Odeen's serves barbecue at the annual Ridgefield Gone Country festival in May. — Steve Coulter photo
Odeen's serves barbecue at the annual Ridgefield Gone Country festival in May. — Steve Coulter photo

Odeen’s BBQ will continue serving the needs of hungry and thirsty golfers.

A one-year extension of Marshall Odeen’s agreement with the town for the restaurant concession at the Ridgefield Golf Course was unanimously approved by the Board of Selectmen at a recent meeting.

The agreement, which had the support of the course’s golf pro, Frank Sergiovanni, extends Odeen’s concession through Dec. 31, 2019.

“We do have a partnership,” Sergiovanni told the selectmen. “We do have issues … Any bumps in the road, we work through.”

An example of an issue, he said, is “the handling of the beverage cart, and the days it should operate.”

Areas where cooperative efforts had been fruitful include the new “snack shack” facility and also a new awning over the deck.

“We’ve partnered on improvements,” Sergiovanni said. “...I do feel the town has a partnership with Odeen’s.”

Odeen’s took on the golf food and beverage concession three years ago, after the town’s relationship with the previous operator deteriorated — with hours of operation the most contentious issue.

The initial three-year contract between Odeen’s and the town was scheduled to end later this year, after the golf season.

The business — which is dependent on good golf weather — started off exceeding revenue projections.

“Our first year were about 27% above,” Odeen said.

“The next season, down 8%,” he said.  

How about this year?

“You’ve seen all the rain,” Odeen said.

‘Deluge after deluge’

Sergiovanni offered similar testimony when asked if the course was getting more golfers.

Comparisons are thrown off because the weather’s been so bad, he said.

The course went through its worst 50-day period in memory this summer.

“Not just rain, but deluge after deluge,” Sergiovanni said.

“I’ve been in the business 35 years, and I’ve never seen anything like it.”

The food operation’s customer base is people who come to play golf — and that’s controlled indirectly by the contract.
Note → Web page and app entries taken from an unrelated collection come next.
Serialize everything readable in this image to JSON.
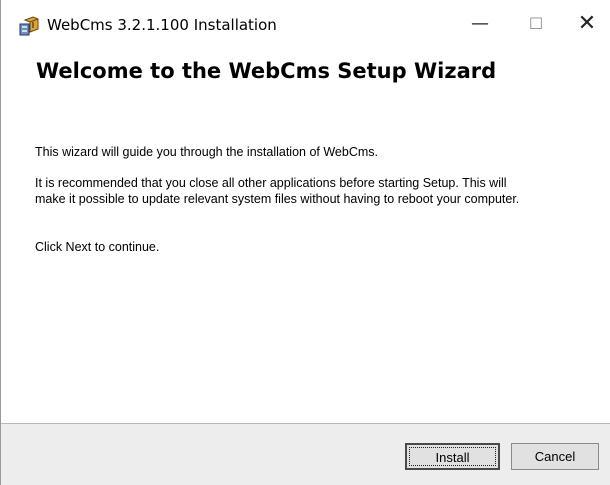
{
  "window": {
    "title": "WebCms 3.2.1.100 Installation",
    "minimize_symbol": "—",
    "maximize_symbol": "☐",
    "close_symbol": "✕",
    "icon": "installer-package-icon"
  },
  "page": {
    "heading": "Welcome to the WebCms Setup Wizard",
    "paragraph_1": "This wizard will guide you through the installation of WebCms.",
    "paragraph_2": "It is recommended that you close all other applications before starting Setup. This will make it possible to update relevant system files without having to reboot your computer.",
    "paragraph_3": "Click Next to continue."
  },
  "footer": {
    "install_label": "Install",
    "cancel_label": "Cancel"
  },
  "colors": {
    "footer_background": "#ededed",
    "button_face": "#e1e1e1",
    "default_button_border": "#4a4a4a"
  }
}
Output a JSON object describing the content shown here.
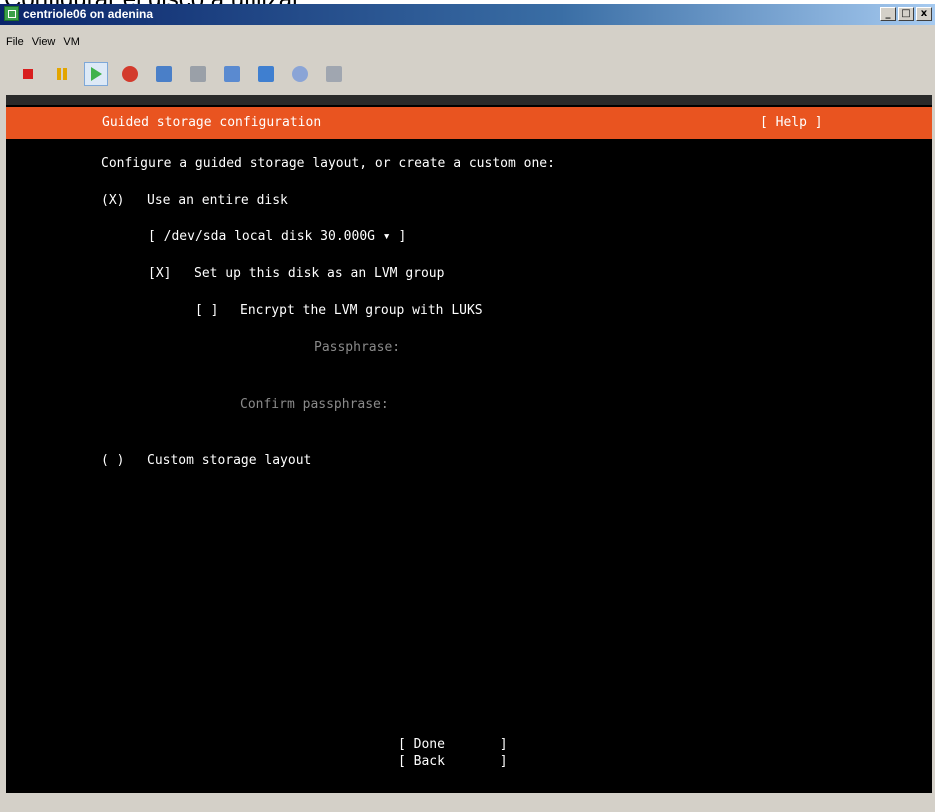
{
  "page_caption": "Configurar el disco a utilizar:",
  "window": {
    "title": "centriole06 on adenina",
    "controls": {
      "minimize": "_",
      "maximize": "□",
      "close": "x"
    }
  },
  "menu": [
    "File",
    "View",
    "VM"
  ],
  "toolbar": [
    {
      "icon": "stop-icon",
      "color": "#d81e1e"
    },
    {
      "icon": "pause-icon",
      "color": "#e3a500"
    },
    {
      "icon": "play-icon",
      "color": "#3fb24a"
    },
    {
      "icon": "reset-icon",
      "color": "#d33a2c"
    },
    {
      "icon": "snapshot-icon",
      "color": "#4a7fc8"
    },
    {
      "icon": "revert-snapshot-icon",
      "color": "#9aa0a8"
    },
    {
      "icon": "manage-snapshots-icon",
      "color": "#5a8ad0"
    },
    {
      "icon": "edit-settings-icon",
      "color": "#3f7fd0"
    },
    {
      "icon": "connect-cd-icon",
      "color": "#8aa4d6"
    },
    {
      "icon": "connect-floppy-icon",
      "color": "#a0a6b0"
    }
  ],
  "installer": {
    "header_title": "Guided storage configuration",
    "help": "[ Help ]",
    "prompt": "Configure a guided storage layout, or create a custom one:",
    "option_entire_disk_mark": "(X)",
    "option_entire_disk_label": "Use an entire disk",
    "disk_select": "[ /dev/sda local disk 30.000G ▾ ]",
    "lvm_mark": "[X]",
    "lvm_label": "Set up this disk as an LVM group",
    "luks_mark": "[ ]",
    "luks_label": "Encrypt the LVM group with LUKS",
    "passphrase_label": "Passphrase:",
    "confirm_label": "Confirm passphrase:",
    "option_custom_mark": "( )",
    "option_custom_label": "Custom storage layout",
    "done_button": "[ Done       ]",
    "back_button": "[ Back       ]"
  },
  "colors": {
    "banner": "#e95420",
    "background": "#000000",
    "text": "#ffffff",
    "dim_text": "#8a8a8a"
  }
}
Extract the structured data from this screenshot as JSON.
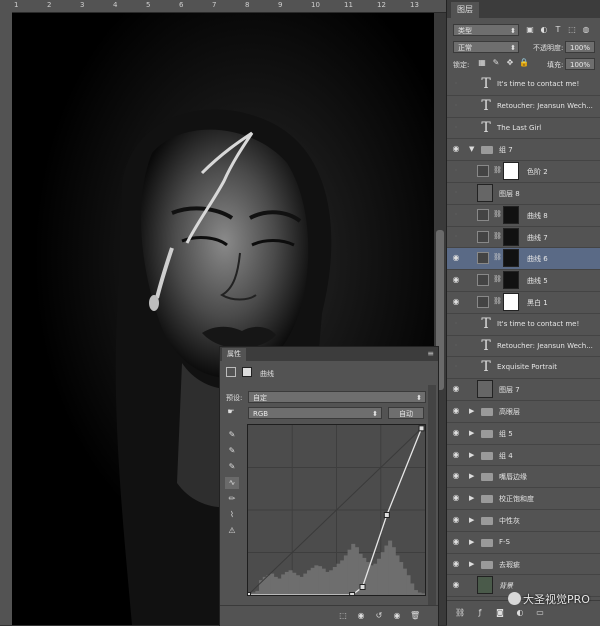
{
  "layers_panel": {
    "tab_label": "图层",
    "filter_kind": "类型",
    "blend_mode": "正常",
    "opacity_label": "不透明度:",
    "opacity_value": "100%",
    "lock_label": "锁定:",
    "fill_label": "填充:",
    "fill_value": "100%",
    "layers": [
      {
        "name": "It's time to contact me!",
        "kind": "text",
        "visible": false
      },
      {
        "name": "Retoucher: Jeansun Wech...",
        "kind": "text",
        "visible": false
      },
      {
        "name": "The Last Girl",
        "kind": "text",
        "visible": false
      },
      {
        "name": "组 7",
        "kind": "group-open",
        "visible": true
      },
      {
        "name": "色阶 2",
        "kind": "adjustment",
        "visible": false
      },
      {
        "name": "图层 8",
        "kind": "pixel",
        "visible": false
      },
      {
        "name": "曲线 8",
        "kind": "curves",
        "visible": false
      },
      {
        "name": "曲线 7",
        "kind": "curves",
        "visible": false
      },
      {
        "name": "曲线 6",
        "kind": "curves",
        "visible": true,
        "selected": true
      },
      {
        "name": "曲线 5",
        "kind": "curves",
        "visible": true
      },
      {
        "name": "黑白 1",
        "kind": "adjustment",
        "visible": true
      },
      {
        "name": "It's time to contact me!",
        "kind": "text",
        "visible": false
      },
      {
        "name": "Retoucher: Jeansun Wech...",
        "kind": "text",
        "visible": false
      },
      {
        "name": "Exquisite Portrait",
        "kind": "text",
        "visible": false
      },
      {
        "name": "图层 7",
        "kind": "pixel",
        "visible": true
      },
      {
        "name": "高眼层",
        "kind": "group",
        "visible": true
      },
      {
        "name": "组 5",
        "kind": "group",
        "visible": true
      },
      {
        "name": "组 4",
        "kind": "group",
        "visible": true
      },
      {
        "name": "嘴唇边缘",
        "kind": "group",
        "visible": true
      },
      {
        "name": "校正饱和度",
        "kind": "group",
        "visible": true
      },
      {
        "name": "中性灰",
        "kind": "group",
        "visible": true
      },
      {
        "name": "F-S",
        "kind": "group",
        "visible": true
      },
      {
        "name": "去瑕疵",
        "kind": "group",
        "visible": true
      },
      {
        "name": "背景",
        "kind": "background",
        "visible": true
      }
    ]
  },
  "properties": {
    "tab_label": "属性",
    "adjustment_name": "曲线",
    "preset_label": "预设:",
    "preset_value": "自定",
    "channel_value": "RGB",
    "auto_button": "自动"
  },
  "watermark": "大圣视觉PRO",
  "ruler_numbers": [
    "1",
    "2",
    "3",
    "4",
    "5",
    "6",
    "7",
    "8",
    "9",
    "10",
    "11",
    "12",
    "13"
  ],
  "icons": {
    "visibility": "eye-icon",
    "link": "chain-icon",
    "curves_tool": "curve-icon",
    "eyedropper": "eyedropper-icon",
    "pencil": "pencil-icon",
    "smooth": "smooth-icon",
    "warning": "warning-icon"
  },
  "chart_data": {
    "type": "curve",
    "channel": "RGB",
    "xlim": [
      0,
      255
    ],
    "ylim": [
      0,
      255
    ],
    "curve_points": [
      [
        0,
        0
      ],
      [
        150,
        0
      ],
      [
        165,
        12
      ],
      [
        200,
        120
      ],
      [
        250,
        250
      ]
    ],
    "histogram": [
      2,
      3,
      5,
      18,
      22,
      24,
      26,
      22,
      20,
      25,
      28,
      30,
      27,
      24,
      22,
      26,
      30,
      33,
      36,
      35,
      32,
      28,
      30,
      34,
      38,
      42,
      48,
      55,
      62,
      58,
      50,
      45,
      40,
      36,
      38,
      44,
      52,
      60,
      66,
      58,
      48,
      40,
      32,
      24,
      14,
      6,
      3,
      2
    ]
  }
}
“The spirit of the agreement is they’re not operating outside of the golf day,” Sergiovanni said.

Still, there are some non-golfing customers.

“Do people come just for lunch?” Selectwoman Barbara Manners asked.

“They do,” said Odeen. “They come just for lunch. They come just for dinner. They come just for cocktails at sunset...

“We’ve got flowers out on the deck,” Odeen said. “I really believe it’s one of the most enjoyable public views in town.”